K: How many performances do you do during the tour?
P: We went out on Thanksgiving, and we wind up on December 23rd. We have a lot of doubles too. Probably somewhere between 40 and 50 I think.
K: When you aren’t performing in “A Christmas Carol” and the tour is over, what other projects are you working on?
P: Actually, I’m working on a script right now. There’s a gospel musical called “Smoke on the Mountain,” which has been around for a while. It’s about a family in North Carolina that plays instruments and sings together. And I directed that last year. And the production that I directed last year is going to Arizona and Florida, which I also direct and played the father in. But before that, I’m working on the third installment of “Smoke on the Mountain,” which I’m directing and playing the father in. I start rehearsals January 2nd in Pennsylvania. So I go to Pennsylvania, where I’m directing and playing the father in “Smoke on the Mountain: Homecoming.” Then the original in Arizona and Florida. That’s until July. Then there are other things on the burner.

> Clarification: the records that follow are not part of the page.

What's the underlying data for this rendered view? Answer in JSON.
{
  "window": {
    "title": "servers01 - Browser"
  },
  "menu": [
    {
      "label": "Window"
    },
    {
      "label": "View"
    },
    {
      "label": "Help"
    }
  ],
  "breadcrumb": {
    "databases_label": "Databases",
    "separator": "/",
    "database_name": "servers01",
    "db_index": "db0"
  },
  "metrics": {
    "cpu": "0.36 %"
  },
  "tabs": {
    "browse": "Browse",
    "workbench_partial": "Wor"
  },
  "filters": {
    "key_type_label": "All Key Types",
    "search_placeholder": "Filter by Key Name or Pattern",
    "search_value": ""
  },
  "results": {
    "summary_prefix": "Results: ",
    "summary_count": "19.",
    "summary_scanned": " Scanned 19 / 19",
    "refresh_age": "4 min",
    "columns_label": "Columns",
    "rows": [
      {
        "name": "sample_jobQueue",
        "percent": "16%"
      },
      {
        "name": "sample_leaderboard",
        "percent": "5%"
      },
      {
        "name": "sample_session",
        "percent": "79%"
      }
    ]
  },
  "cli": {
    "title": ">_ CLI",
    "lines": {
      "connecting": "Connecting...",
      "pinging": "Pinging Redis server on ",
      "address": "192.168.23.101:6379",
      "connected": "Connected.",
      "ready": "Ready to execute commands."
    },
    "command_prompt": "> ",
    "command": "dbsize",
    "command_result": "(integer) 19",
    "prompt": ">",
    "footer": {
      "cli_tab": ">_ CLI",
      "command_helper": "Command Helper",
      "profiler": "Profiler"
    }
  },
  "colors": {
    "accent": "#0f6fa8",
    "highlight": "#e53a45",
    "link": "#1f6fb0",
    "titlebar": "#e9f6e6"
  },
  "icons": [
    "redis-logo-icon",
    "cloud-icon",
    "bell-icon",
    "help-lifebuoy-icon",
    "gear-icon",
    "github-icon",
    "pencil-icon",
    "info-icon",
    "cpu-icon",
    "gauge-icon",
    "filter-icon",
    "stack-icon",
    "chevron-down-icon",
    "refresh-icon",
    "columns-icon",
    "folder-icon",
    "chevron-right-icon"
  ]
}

There’s a movie, on December the 14th. It’s actually been shown twice already. On Trinity Broadcasting Network, TBN, on December the 14th there will be a movie called “The Perfect Gift” – which I have a small role in. I think on the 23rd and 24th of December as well. I shot it last year.
K: It sounds like you’re busy, and enjoy traveling around a lot.
P: I’m very lucky, because I’m on tour now with my fiancé. She’s playing Nell, the wool seller, and Mrs. Crow – one of the two women who tear the bed curtains down. So we get to travel together, and we’ll be on tour together doing “Smoke on the Mountain” also. So it’s fun to be on tour with her. And kind of makes it a little easier.